[Start of Attachment]

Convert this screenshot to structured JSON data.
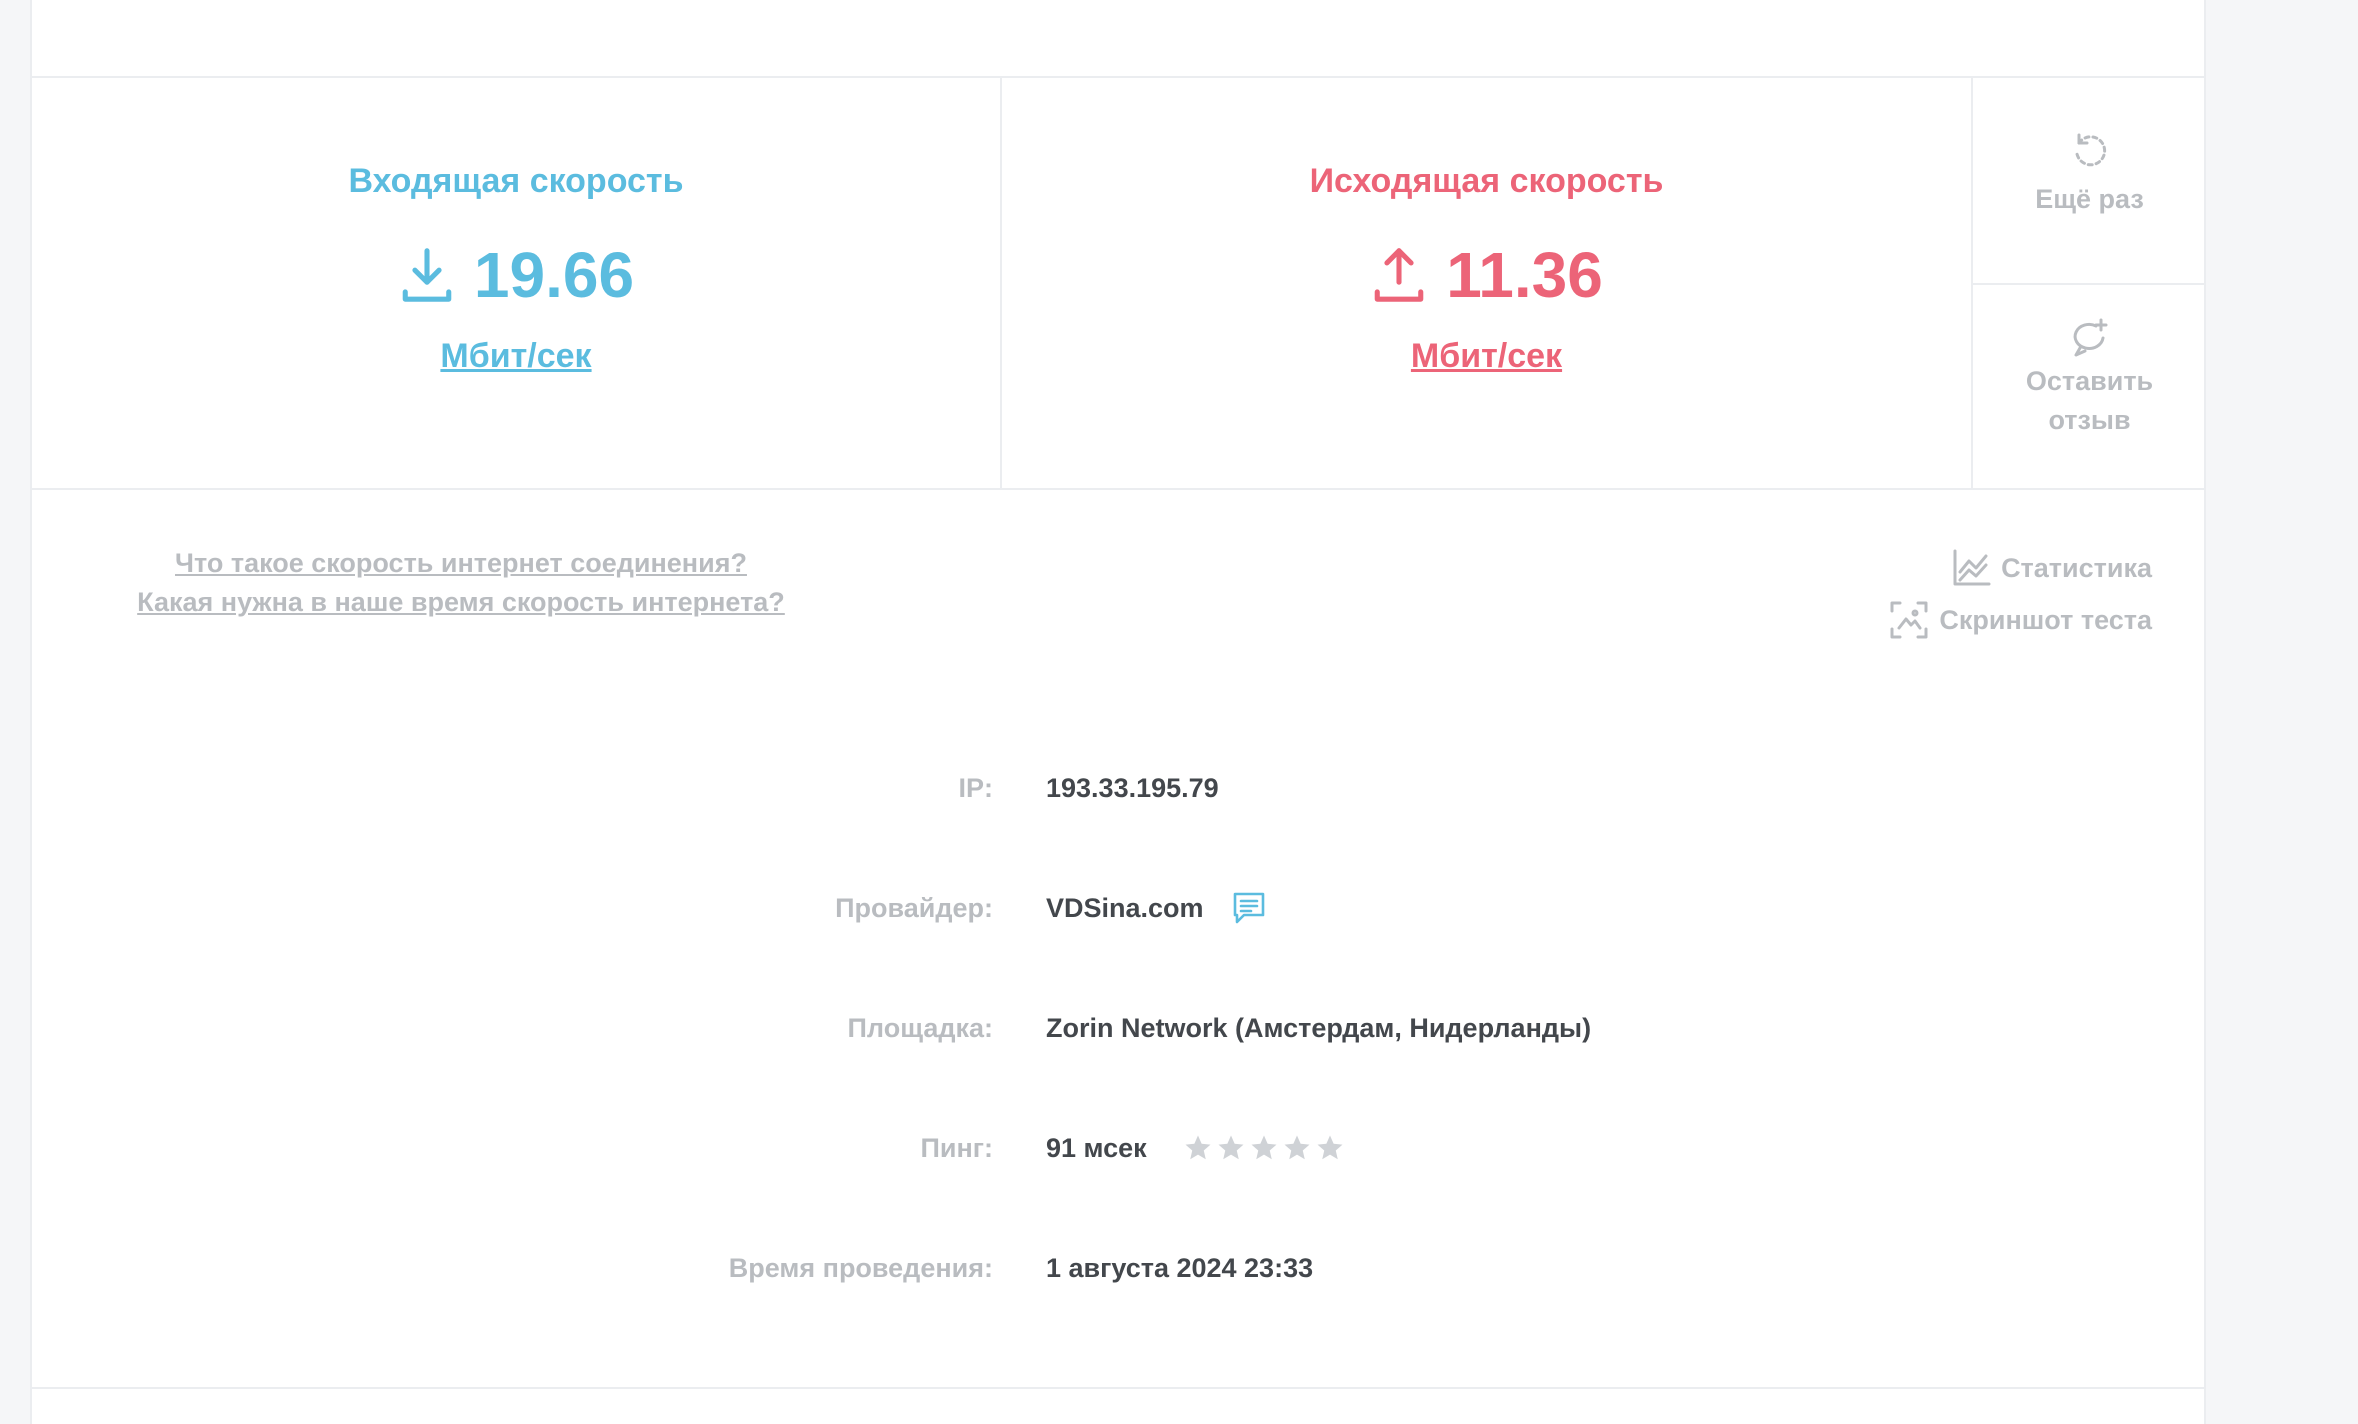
{
  "download": {
    "title": "Входящая скорость",
    "value": "19.66",
    "unit": "Мбит/сек",
    "color": "#5bbcdf",
    "icon": "download-icon"
  },
  "upload": {
    "title": "Исходящая скорость",
    "value": "11.36",
    "unit": "Мбит/сек",
    "color": "#ec6478",
    "icon": "upload-icon"
  },
  "actions": {
    "retry_label": "Ещё раз",
    "review_line1": "Оставить",
    "review_line2": "отзыв"
  },
  "help_links": [
    "Что такое скорость интернет соединения?",
    "Какая нужна в наше время скорость интернета?"
  ],
  "tools": {
    "stats_label": "Статистика",
    "screenshot_label": "Скриншот теста"
  },
  "info": {
    "ip_label": "IP:",
    "ip_value": "193.33.195.79",
    "provider_label": "Провайдер:",
    "provider_value": "VDSina.com",
    "site_label": "Площадка:",
    "site_value": "Zorin Network (Амстердам, Нидерланды)",
    "ping_label": "Пинг:",
    "ping_value": "91 мсек",
    "ping_rating": 0,
    "ping_rating_max": 5,
    "time_label": "Время проведения:",
    "time_value": "1 августа 2024 23:33"
  }
}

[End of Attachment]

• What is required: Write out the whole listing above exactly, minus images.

• Result of this task:
Convert this screenshot to structured JSON data.
{
  "download": {
    "title": "Входящая скорость",
    "value": "19.66",
    "unit": "Мбит/сек",
    "color": "#5bbcdf",
    "icon": "download-icon"
  },
  "upload": {
    "title": "Исходящая скорость",
    "value": "11.36",
    "unit": "Мбит/сек",
    "color": "#ec6478",
    "icon": "upload-icon"
  },
  "actions": {
    "retry_label": "Ещё раз",
    "review_line1": "Оставить",
    "review_line2": "отзыв"
  },
  "help_links": [
    "Что такое скорость интернет соединения?",
    "Какая нужна в наше время скорость интернета?"
  ],
  "tools": {
    "stats_label": "Статистика",
    "screenshot_label": "Скриншот теста"
  },
  "info": {
    "ip_label": "IP:",
    "ip_value": "193.33.195.79",
    "provider_label": "Провайдер:",
    "provider_value": "VDSina.com",
    "site_label": "Площадка:",
    "site_value": "Zorin Network (Амстердам, Нидерланды)",
    "ping_label": "Пинг:",
    "ping_value": "91 мсек",
    "ping_rating": 0,
    "ping_rating_max": 5,
    "time_label": "Время проведения:",
    "time_value": "1 августа 2024 23:33"
  }
}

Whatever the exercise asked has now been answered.